Binge drinking is a complex social problem linked to an array of detrimental health effects. While binge drinking in youth has been analyzed extensively using traditional methods (e.g., regressions analyses), the adult population has received less attention, and recent work has exemplified the potential for simulations to help scholars and practitioners better understand the problem. In this paper, we used agent-based social network models to test a number of hypotheses on important aspects of binge drinking in a sample representative of the adult Dutch population. In particular, we found that a combination of simple social rules (choosing peers who are similar, being prompted to drink if at least a fraction of them drinks, and incorporating the context) was sufficient to correctly predict the behaviour of half of the binge drinkers and 4 out of 5 non binge drinkers. Furthermore, we used factorial analyses to examine the contribution and combination of hypotheses in predicting the behaviour of individuals, with results indicating that who we interact with may not matter so much as how we interact. Finally, we evaluated the potential for interventions that mediate interactions between people in order to reduce the prevalence of binge drinking and found that the impact of such interventions was non linear: moderate interventions would yield benefits, but stronger interventions may only be of limited further benefit.
|Journal||Jasss-the Journal of Artificial Societies and Social Simulation|
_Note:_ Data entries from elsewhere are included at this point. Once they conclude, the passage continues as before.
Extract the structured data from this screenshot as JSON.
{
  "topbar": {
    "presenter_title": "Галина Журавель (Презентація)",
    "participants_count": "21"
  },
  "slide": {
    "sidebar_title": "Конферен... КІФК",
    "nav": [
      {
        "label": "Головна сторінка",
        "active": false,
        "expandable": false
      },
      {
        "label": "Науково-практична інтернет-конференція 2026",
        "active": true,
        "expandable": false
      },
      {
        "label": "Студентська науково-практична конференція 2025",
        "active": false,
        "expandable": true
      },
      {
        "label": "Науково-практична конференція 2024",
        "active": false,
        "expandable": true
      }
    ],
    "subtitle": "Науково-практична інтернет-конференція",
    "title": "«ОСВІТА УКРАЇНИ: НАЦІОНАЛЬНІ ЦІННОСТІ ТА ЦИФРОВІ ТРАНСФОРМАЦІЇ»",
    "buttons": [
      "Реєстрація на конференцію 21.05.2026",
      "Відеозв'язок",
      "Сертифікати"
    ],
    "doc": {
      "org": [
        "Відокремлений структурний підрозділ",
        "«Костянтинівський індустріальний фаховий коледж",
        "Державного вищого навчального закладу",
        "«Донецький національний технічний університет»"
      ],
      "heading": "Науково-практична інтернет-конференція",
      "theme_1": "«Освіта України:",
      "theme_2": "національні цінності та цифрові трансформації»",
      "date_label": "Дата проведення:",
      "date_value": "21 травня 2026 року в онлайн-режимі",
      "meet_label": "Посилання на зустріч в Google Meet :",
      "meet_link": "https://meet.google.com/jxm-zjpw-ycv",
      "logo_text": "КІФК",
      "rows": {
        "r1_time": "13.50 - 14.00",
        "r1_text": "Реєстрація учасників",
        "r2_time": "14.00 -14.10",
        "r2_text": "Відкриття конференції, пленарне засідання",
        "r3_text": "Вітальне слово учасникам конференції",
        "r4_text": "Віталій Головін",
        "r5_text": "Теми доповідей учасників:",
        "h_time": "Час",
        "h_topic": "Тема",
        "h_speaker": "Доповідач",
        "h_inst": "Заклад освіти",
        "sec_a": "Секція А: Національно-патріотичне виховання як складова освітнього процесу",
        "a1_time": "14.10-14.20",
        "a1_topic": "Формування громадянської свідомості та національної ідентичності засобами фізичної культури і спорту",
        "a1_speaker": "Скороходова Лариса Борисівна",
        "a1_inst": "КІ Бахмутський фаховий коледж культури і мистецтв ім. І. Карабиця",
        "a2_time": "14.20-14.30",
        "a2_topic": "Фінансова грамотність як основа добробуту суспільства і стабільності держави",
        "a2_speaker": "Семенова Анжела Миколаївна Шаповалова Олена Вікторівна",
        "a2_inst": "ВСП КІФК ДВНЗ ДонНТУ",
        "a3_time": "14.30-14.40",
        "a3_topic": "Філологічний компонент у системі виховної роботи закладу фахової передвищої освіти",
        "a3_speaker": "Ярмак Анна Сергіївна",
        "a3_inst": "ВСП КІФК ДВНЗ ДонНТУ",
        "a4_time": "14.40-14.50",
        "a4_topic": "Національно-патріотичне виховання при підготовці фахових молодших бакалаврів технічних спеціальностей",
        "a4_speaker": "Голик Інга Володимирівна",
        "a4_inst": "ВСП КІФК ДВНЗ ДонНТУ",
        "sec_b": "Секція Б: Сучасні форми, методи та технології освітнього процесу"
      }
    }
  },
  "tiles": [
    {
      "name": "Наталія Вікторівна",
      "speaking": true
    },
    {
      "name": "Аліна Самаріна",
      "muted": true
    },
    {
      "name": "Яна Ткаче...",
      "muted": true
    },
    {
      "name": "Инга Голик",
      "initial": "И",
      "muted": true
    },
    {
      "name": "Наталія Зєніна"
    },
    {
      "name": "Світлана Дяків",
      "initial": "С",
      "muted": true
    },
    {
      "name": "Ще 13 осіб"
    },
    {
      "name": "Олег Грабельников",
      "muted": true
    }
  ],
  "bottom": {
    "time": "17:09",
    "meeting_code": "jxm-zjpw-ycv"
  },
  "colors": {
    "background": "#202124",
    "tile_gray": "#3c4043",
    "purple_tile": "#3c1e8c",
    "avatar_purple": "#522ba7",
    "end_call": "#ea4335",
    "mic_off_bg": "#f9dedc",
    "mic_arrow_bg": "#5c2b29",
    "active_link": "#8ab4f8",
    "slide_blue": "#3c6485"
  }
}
|Publication status||Published - Mar 2013|
- Conceptual Exploration
- Drinking Motives
- Social Influence